|Eclipse - Cedra Wood|
While at Ucross I'm operating in three places at once. Part of me is in the Arctic, and my time in the beautiful residency-provided studio space is spent largely in working on a large piece about Spitsbergen. Another part of me is recording impressions of my previous weeks' travel in Alberta and Montana, internalizing the landlocked glaciers and icefields. And, fortunately, a big piece of me is actually here, wandering around Wyoming itself, doing plein-air studies and sketches and generating performance ideas. Throughout it all thinking about the physical forces that shaped each of these places--so different and yet so similar--and the human elements that play such a large role in how those shapes are changing.
|Study - Erika Osborne|
I spent my time at Ucross focusing on the duality between the beauty of the region and the relentlessness with which we have fought, and continue to fight, for its resources - whether it be buffalo or natural gas.
|I'mmigration - Yoshi Hayashi|
People and animals migrate for many different reasons dictated by the situation: for food, for shelter, for water, for better weather, for jobs, for their dreams, for comfort of loved ones, or simply to get away from danger. While other animals mainly fall in one of these categories, humans are the only species to travel for leisure. Neither to forage nor hunt, we seek to quell our wanderlust. In Australia the aborigines call it a “Walk about”. Whatever the “walking about” is about, there is a relationship between our intentions and the place.
The place that I stand today, cradled the footprints of the buffalo and the Native Americans who hunted them. The “Ciboleros”, Mexican buffalo hunters, during the 1820’s, also worked the Wyoming plains trading with the natives. Today the buffalo are replaced by fields of alfalfa, cattle, and drilling rigs. There are no more migrations of these beasts that roamed freely, not recognizing borders of states or property lines. The faint herds are relegated to personal stocks or on protected parks and lands. Yet on this land, people have migrated thousands of miles disregarding borders, escaping dangers, and quietly living camouflaged in the landscape. The migrant workers have come to work the land, to grow food and raise cattle, and send back money to their families in their hometowns.

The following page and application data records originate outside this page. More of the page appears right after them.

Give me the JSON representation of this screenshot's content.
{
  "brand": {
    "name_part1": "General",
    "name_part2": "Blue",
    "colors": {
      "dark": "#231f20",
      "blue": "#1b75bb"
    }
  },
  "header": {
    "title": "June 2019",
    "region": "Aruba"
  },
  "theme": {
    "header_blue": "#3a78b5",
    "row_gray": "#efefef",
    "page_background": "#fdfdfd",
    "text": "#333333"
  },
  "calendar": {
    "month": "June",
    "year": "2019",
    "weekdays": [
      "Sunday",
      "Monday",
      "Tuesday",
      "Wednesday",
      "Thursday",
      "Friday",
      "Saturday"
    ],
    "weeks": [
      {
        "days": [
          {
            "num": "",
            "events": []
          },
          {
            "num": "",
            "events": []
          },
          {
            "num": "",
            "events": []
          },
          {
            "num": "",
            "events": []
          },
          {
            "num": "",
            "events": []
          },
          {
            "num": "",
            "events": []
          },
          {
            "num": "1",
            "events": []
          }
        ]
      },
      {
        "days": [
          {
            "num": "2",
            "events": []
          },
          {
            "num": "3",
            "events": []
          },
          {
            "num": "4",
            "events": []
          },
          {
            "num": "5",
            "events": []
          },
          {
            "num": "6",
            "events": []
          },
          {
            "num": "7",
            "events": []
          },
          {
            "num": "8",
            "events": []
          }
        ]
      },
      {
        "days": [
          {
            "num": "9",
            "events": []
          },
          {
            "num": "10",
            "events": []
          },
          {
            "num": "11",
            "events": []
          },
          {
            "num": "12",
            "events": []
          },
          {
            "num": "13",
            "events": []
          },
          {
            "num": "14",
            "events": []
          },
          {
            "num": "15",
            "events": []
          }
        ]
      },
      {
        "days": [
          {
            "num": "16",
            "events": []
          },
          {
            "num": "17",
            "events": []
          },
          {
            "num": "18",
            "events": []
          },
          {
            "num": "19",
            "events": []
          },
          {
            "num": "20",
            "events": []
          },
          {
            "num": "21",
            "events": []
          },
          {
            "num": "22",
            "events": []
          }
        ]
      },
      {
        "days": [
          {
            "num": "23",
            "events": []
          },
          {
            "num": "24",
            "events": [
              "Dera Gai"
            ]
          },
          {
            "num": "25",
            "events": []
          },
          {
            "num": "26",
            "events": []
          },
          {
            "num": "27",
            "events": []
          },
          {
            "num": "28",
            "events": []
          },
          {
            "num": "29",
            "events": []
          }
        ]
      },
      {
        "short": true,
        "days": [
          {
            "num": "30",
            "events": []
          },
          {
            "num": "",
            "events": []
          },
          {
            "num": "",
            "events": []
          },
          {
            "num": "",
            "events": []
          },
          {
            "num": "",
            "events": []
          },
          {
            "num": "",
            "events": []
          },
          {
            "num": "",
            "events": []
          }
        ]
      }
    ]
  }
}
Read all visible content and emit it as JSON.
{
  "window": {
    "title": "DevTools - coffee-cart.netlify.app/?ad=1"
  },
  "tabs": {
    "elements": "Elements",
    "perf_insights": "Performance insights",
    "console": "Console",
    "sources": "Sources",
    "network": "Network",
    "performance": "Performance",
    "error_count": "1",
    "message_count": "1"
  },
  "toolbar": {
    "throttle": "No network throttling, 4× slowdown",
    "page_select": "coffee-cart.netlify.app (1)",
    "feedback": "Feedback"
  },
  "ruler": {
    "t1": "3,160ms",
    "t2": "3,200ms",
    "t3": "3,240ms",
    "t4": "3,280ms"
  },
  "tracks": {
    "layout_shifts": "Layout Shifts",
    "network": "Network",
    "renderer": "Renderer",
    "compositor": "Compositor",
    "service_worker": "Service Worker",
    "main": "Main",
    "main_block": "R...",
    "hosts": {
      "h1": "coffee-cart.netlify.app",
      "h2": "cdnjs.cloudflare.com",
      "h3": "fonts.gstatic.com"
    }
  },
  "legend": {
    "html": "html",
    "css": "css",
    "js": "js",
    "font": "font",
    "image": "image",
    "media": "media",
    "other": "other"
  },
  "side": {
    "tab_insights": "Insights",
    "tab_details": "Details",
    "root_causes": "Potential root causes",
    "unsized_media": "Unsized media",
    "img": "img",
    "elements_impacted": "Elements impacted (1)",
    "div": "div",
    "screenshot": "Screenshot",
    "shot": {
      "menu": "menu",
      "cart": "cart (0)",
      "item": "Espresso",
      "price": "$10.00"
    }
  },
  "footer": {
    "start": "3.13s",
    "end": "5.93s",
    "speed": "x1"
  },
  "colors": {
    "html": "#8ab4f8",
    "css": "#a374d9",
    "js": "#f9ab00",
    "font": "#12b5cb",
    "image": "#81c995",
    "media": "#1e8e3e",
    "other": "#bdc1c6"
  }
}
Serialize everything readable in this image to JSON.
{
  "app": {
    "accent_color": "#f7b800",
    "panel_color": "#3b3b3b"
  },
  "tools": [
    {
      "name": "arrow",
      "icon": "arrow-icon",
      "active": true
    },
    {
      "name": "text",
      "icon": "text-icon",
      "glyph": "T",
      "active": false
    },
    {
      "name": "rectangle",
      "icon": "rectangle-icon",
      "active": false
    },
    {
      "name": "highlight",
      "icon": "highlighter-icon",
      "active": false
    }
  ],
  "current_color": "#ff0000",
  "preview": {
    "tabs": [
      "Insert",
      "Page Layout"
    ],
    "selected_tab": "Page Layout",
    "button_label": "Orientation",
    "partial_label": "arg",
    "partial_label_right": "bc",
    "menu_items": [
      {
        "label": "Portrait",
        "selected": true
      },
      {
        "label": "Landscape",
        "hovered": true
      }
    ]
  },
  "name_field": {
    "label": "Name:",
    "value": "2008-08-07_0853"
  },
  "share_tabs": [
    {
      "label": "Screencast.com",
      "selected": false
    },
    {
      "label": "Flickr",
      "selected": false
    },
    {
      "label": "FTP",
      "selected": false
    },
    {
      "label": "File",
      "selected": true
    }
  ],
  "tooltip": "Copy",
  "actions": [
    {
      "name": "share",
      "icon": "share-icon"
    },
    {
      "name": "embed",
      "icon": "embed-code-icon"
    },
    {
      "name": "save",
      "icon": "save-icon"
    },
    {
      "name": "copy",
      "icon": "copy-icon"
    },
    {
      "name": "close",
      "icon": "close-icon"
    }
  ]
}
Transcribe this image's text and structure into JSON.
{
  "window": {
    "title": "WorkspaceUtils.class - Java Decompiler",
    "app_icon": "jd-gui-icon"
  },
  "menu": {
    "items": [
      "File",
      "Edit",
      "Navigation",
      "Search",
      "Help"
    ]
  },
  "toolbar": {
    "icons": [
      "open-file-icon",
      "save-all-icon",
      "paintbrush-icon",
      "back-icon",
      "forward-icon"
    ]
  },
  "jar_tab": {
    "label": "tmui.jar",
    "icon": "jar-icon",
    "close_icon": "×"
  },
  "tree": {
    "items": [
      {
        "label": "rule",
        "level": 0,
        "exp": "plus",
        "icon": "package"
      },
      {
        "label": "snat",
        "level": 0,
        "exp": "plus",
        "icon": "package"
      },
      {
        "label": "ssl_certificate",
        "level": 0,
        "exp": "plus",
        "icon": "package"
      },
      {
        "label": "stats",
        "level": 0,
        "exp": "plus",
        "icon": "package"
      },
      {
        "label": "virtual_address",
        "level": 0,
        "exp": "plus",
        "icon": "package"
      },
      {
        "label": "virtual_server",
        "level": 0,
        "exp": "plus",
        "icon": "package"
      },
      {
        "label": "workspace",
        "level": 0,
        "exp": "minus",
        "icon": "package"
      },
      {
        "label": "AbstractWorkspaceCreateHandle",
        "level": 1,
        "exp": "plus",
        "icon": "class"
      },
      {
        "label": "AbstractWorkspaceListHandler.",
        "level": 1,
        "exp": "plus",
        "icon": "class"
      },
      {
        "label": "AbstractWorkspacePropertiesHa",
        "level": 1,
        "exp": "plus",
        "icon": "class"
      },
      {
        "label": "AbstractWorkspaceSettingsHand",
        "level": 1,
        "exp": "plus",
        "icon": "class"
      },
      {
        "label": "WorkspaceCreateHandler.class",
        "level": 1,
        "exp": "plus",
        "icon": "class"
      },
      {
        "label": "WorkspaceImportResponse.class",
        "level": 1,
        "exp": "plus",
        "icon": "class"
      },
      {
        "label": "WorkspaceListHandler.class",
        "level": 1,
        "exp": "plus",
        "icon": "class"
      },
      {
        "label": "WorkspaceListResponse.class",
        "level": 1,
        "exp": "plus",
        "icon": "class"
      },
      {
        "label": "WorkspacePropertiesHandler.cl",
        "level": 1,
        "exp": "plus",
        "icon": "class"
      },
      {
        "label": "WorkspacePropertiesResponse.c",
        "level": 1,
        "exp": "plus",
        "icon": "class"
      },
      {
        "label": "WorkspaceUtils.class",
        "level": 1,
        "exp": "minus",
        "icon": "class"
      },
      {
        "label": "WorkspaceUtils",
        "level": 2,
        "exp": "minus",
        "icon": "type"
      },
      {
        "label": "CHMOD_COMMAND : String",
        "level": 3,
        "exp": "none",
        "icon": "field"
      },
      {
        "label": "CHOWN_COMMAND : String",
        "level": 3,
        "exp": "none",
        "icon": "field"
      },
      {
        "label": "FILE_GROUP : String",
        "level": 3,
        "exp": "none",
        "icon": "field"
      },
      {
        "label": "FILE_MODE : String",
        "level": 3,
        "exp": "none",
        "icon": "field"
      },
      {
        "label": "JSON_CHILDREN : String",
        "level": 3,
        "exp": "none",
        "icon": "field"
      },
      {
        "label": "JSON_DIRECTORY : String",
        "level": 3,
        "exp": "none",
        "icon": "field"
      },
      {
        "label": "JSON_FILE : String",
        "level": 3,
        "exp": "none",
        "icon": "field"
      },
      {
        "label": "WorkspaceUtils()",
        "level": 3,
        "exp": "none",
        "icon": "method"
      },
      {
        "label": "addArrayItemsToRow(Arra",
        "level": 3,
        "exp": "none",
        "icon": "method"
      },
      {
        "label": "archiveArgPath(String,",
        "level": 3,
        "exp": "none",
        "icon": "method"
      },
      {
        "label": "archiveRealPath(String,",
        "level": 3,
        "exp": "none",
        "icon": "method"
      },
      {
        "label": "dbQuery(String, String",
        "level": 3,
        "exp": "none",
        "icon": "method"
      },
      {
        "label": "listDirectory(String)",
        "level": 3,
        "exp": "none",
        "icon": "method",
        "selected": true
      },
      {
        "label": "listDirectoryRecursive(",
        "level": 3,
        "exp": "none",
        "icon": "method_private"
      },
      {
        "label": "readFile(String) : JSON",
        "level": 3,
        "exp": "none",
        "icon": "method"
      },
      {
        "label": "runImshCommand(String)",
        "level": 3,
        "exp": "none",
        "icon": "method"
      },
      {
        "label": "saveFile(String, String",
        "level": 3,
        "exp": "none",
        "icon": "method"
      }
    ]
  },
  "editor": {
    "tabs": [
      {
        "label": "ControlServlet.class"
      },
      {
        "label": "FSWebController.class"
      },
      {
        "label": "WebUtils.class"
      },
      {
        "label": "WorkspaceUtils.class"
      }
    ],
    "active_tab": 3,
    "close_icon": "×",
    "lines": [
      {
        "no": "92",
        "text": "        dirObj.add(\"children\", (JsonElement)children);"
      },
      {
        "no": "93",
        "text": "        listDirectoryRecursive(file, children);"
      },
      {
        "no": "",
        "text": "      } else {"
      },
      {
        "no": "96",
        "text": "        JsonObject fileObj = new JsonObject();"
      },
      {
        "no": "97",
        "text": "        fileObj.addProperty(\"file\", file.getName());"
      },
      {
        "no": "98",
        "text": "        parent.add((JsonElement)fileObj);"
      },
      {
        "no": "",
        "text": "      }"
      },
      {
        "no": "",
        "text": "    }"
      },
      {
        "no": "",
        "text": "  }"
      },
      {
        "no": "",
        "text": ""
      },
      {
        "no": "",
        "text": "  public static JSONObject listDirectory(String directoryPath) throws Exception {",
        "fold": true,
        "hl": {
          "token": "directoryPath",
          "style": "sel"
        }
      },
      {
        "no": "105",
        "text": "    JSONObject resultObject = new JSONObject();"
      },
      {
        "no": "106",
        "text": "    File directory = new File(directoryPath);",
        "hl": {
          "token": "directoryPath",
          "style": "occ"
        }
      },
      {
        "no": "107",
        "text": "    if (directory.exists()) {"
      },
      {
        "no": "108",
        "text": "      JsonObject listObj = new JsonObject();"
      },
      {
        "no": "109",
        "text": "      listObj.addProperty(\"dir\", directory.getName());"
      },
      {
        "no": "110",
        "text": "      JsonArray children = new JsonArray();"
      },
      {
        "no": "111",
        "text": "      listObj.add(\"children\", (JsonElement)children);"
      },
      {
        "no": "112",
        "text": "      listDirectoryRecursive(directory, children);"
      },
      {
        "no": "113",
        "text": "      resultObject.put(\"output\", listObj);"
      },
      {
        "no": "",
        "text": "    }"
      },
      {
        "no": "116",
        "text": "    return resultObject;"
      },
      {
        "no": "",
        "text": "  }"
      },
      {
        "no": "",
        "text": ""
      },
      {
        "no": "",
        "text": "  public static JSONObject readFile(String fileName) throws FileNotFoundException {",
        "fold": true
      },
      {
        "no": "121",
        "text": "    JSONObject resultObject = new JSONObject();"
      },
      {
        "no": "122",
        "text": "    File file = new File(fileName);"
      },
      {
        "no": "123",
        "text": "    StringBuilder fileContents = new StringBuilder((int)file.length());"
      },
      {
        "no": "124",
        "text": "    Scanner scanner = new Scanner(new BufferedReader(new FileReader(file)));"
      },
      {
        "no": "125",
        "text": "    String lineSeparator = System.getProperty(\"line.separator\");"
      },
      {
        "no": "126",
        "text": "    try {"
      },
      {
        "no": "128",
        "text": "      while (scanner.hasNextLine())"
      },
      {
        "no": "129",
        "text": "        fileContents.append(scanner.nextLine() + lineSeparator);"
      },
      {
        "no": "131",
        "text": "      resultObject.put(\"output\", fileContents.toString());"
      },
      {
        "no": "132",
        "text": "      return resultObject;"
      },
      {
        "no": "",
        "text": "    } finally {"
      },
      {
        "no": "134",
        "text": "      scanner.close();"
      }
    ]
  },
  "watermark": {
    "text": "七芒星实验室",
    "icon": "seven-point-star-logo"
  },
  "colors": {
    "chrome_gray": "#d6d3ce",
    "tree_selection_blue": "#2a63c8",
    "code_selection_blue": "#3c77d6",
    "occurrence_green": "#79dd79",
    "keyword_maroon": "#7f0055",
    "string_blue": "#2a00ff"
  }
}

In my own walk about, I want to be naïve of the issues and the hardships that sculpt the land. I want to see the romantic visions of buffaloes roaming freely and Native Americans looking like “proper tobacco store Indians”, to see cowboys with six guns and chaps, spitting into bronze containers. I want to close my eyes and not see the faces of innocent girls like Brisenia Flores(whose image appears on each buffalo), who was murdered by Minute Men in her home in Arizona; her family mistaken for being illegal, and robbed and shot and left to die in her mother’s arms. The collateral lives lost as a consequence of inflammatory rhetoric that permeates our country.
I am torn with the guilt of wanting to see my ideal images verses the complex difficulties that surround a place. The work I’mmigration is therefore a response to the conflicting feelings I have of being a tourist in Buffalo, Wyoming. It combines the folded paper (origami) traditions of my immigrant Japanese background, with the disappearance of the migratory buffalo. These beasts carry with them the burdens of the people living and working on the land. The buffalo are installed in small towns with abandoned storefronts, the youth migrating to large cities for better opportunities. They are installed on the plains with the romantic intent to honor the lives of the animals and the people that worked and are still harvesting the land. The Japanese fold origami cranes in hopes that a loved one will recover from illness or ward off bad luck. My gesture of folding the buffalo touch upon these hope for the place, though I know that at the end of the day, they are only naïve paper dreams of a tourist.